Given records:
════════════════

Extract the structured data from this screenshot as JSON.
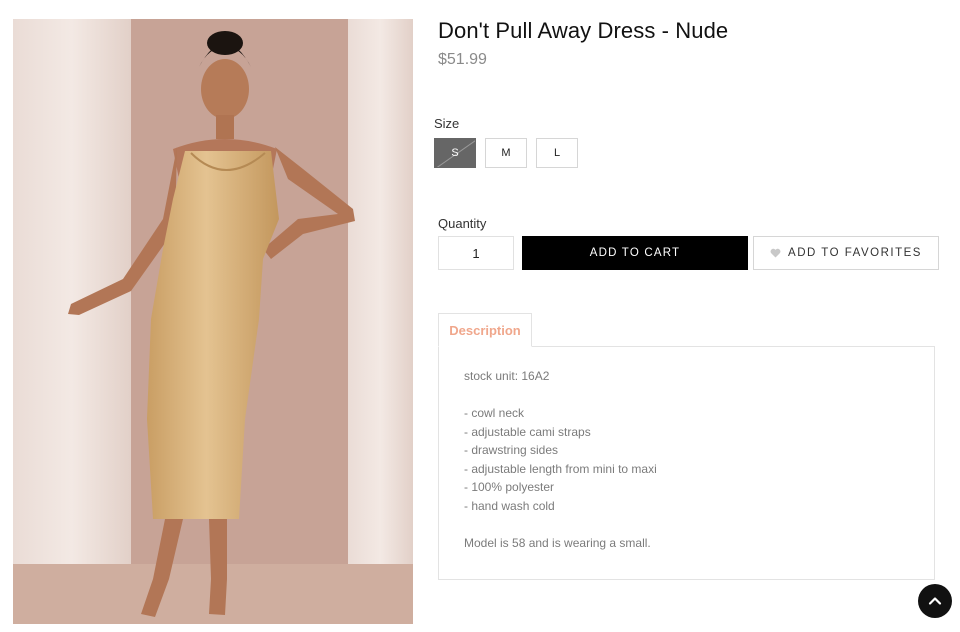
{
  "product": {
    "title": "Don't Pull Away Dress - Nude",
    "price": "$51.99",
    "image_alt": "Model wearing nude satin slip dress"
  },
  "size": {
    "label": "Size",
    "options": [
      "S",
      "M",
      "L"
    ],
    "selected": "S"
  },
  "quantity": {
    "label": "Quantity",
    "value": "1"
  },
  "actions": {
    "add_to_cart": "ADD TO CART",
    "add_to_favorites": "ADD TO FAVORITES"
  },
  "description": {
    "tab_label": "Description",
    "stock_unit": "stock unit: 16A2",
    "bullets": [
      "- cowl neck",
      "- adjustable cami straps",
      "- drawstring sides",
      "- adjustable length from mini to maxi",
      "- 100% polyester",
      "- hand wash cold"
    ],
    "model_note": "Model is 58 and is wearing a small."
  },
  "colors": {
    "accent_tab": "#f0a78c",
    "cart_button": "#000000",
    "selected_size": "#666666",
    "dress": "#dcb784",
    "backdrop": "#c7a396"
  },
  "icons": {
    "favorite": "heart-icon",
    "scroll_top": "chevron-up-icon"
  }
}
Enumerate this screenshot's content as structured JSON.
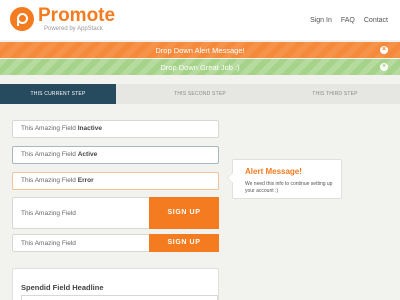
{
  "header": {
    "brand": "Promote",
    "tagline": "Powered by AppStack",
    "nav": [
      "Sign In",
      "FAQ",
      "Contact"
    ]
  },
  "alerts": [
    {
      "text": "Drop Down Alert Message!",
      "close": "×",
      "color": "#f58a3c"
    },
    {
      "text": "Drop Down Great Job :)",
      "close": "×",
      "color": "#a6d38a"
    }
  ],
  "steps": [
    "THIS CURRENT STEP",
    "THIS SECOND STEP",
    "THIS THIRD STEP"
  ],
  "fields": [
    {
      "label": "This Amazing Field",
      "state": "Inactive"
    },
    {
      "label": "This Amazing Field",
      "state": "Active"
    },
    {
      "label": "This Amazing Field",
      "state": "Error"
    }
  ],
  "signup_rows": [
    {
      "label": "This Amazing Field",
      "button": "SIGN UP"
    },
    {
      "label": "This Amazing Field",
      "button": "SIGN UP"
    }
  ],
  "callout": {
    "title": "Alert Message!",
    "body": "We need this info to continue setting up your account :)"
  },
  "panel": {
    "title": "Spendid Field Headline"
  },
  "colors": {
    "accent": "#f47b20",
    "step_active": "#264a5e",
    "success": "#a6d38a"
  }
}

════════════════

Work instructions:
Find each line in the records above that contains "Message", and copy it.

Your solution:
      "text": "Drop Down Alert Message!",
    "title": "Alert Message!",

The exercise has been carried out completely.